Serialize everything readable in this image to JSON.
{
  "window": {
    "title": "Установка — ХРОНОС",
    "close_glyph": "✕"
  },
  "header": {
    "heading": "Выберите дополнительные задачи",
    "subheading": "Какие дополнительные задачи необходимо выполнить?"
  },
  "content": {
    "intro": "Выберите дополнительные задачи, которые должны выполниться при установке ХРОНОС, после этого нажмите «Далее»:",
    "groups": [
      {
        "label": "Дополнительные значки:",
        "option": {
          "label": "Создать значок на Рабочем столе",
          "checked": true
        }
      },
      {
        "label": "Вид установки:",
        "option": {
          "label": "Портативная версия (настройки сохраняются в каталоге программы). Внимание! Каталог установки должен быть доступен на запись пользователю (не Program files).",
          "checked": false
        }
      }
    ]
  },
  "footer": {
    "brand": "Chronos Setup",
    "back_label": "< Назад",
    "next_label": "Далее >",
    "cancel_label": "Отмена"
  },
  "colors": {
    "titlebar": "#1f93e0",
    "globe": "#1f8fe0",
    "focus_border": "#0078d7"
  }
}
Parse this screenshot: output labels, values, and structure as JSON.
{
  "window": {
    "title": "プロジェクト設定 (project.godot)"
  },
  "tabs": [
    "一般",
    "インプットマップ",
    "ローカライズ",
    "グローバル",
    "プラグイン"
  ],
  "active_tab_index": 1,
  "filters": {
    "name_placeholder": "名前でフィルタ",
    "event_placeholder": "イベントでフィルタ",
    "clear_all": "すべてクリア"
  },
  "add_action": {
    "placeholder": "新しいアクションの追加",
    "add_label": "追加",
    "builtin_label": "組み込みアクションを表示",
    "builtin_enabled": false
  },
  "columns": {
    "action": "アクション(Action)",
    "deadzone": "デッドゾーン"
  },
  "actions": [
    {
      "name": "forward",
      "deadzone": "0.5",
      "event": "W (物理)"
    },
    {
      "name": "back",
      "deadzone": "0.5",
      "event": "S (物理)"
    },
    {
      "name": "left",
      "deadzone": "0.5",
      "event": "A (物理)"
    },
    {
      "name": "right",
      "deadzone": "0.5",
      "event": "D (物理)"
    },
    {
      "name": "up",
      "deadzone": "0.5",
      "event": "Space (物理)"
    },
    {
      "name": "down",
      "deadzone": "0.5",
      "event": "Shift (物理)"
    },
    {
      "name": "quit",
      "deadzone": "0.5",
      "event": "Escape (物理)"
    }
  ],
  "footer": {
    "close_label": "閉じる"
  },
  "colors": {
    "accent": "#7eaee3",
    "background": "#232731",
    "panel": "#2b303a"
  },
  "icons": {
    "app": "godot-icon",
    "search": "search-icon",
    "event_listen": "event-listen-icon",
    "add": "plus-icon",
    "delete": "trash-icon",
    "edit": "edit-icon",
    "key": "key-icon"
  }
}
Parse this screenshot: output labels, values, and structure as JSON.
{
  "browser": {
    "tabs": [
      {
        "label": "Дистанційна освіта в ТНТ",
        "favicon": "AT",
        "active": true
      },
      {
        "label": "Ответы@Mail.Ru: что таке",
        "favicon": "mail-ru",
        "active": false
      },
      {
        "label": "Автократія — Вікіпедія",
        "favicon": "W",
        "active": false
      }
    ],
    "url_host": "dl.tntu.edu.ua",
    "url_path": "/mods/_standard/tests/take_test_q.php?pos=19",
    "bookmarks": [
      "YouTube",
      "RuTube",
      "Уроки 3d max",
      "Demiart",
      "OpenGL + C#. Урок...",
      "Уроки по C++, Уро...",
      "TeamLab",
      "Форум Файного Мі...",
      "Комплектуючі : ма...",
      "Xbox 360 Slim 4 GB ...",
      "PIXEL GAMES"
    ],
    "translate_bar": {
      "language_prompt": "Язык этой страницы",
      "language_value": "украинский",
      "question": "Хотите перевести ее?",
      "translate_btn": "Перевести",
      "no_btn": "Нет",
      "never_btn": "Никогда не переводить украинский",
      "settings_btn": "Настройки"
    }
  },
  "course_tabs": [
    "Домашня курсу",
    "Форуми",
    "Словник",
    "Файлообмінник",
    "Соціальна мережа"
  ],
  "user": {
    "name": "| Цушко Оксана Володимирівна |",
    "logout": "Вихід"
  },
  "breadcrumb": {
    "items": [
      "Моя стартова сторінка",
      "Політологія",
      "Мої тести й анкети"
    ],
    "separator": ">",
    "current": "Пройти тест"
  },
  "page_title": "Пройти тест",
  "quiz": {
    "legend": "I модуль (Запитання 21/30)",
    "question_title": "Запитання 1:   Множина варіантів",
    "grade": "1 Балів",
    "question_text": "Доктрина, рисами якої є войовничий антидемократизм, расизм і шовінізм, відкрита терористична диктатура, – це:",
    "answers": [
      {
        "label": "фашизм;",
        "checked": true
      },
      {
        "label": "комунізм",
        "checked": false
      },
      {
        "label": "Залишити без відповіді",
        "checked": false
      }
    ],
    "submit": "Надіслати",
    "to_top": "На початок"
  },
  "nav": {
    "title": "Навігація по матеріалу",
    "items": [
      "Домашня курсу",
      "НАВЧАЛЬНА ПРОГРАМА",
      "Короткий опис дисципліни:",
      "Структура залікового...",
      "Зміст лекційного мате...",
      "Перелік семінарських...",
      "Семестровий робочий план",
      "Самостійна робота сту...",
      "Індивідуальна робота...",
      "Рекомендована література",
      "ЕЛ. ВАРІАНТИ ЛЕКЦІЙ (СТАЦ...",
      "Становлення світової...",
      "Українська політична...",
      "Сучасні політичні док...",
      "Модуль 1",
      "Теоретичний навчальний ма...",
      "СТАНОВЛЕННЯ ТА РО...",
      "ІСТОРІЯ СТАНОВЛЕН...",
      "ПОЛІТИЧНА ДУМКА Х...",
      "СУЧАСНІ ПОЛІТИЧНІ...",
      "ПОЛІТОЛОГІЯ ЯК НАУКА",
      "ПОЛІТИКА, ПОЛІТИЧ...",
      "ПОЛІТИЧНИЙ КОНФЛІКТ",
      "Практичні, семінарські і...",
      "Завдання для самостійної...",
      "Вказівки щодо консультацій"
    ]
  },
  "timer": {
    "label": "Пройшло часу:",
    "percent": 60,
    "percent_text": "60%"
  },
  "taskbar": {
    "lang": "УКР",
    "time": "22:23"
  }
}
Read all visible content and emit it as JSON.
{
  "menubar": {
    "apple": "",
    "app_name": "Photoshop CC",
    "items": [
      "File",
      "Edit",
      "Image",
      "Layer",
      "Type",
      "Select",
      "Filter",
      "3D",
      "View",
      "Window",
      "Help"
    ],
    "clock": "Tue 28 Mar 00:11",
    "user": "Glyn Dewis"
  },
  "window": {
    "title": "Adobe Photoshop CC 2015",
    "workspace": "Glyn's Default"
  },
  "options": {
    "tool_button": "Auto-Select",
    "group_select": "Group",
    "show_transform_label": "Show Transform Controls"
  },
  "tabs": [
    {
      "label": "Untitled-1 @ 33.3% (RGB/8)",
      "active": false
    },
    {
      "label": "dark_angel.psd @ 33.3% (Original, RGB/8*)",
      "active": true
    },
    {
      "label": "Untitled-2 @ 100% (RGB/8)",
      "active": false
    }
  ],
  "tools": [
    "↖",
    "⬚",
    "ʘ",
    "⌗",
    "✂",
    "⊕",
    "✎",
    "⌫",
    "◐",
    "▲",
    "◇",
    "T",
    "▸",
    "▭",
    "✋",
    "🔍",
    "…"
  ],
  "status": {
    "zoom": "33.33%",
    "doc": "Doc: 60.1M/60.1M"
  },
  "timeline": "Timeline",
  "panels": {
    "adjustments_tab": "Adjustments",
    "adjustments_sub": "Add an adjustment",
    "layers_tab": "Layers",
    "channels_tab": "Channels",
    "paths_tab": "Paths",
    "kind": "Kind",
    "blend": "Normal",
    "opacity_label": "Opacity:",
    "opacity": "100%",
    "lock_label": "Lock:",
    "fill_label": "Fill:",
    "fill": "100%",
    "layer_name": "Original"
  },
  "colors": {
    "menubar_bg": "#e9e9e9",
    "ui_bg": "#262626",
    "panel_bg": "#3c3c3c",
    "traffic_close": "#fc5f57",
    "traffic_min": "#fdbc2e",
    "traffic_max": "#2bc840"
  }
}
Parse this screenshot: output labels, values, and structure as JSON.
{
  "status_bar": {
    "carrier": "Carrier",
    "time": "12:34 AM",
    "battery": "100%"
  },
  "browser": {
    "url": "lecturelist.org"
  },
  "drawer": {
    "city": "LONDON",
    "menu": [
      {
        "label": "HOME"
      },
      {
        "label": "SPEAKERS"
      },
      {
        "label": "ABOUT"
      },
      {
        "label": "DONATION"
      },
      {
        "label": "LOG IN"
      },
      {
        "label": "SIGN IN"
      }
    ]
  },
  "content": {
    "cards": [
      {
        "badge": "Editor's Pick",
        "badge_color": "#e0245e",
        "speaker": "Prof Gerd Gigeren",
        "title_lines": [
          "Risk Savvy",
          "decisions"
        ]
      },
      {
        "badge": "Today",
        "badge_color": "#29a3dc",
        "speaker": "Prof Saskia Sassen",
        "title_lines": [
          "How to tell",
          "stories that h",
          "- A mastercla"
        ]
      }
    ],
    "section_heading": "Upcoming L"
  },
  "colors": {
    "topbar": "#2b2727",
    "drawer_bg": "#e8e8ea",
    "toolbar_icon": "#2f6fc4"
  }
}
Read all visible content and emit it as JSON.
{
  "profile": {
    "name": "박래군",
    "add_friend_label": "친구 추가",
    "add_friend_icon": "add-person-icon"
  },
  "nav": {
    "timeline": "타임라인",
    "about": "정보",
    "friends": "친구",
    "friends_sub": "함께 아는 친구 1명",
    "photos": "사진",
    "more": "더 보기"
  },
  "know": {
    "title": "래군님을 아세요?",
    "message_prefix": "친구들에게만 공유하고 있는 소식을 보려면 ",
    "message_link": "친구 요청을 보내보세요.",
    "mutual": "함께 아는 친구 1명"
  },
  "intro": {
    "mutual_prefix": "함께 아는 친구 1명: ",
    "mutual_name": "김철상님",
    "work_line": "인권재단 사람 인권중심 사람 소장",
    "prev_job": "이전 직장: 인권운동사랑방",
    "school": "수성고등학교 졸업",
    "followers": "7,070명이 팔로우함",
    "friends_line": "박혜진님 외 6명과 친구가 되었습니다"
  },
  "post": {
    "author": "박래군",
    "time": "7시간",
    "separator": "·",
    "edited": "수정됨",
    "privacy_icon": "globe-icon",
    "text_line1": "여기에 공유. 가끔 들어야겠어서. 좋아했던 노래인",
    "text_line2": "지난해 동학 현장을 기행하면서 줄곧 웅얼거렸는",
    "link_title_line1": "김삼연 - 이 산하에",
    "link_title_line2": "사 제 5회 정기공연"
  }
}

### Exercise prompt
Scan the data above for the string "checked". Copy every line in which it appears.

### Solution below
          "checked": true
          "checked": false
        "checked": true
        "checked": false
        "checked": false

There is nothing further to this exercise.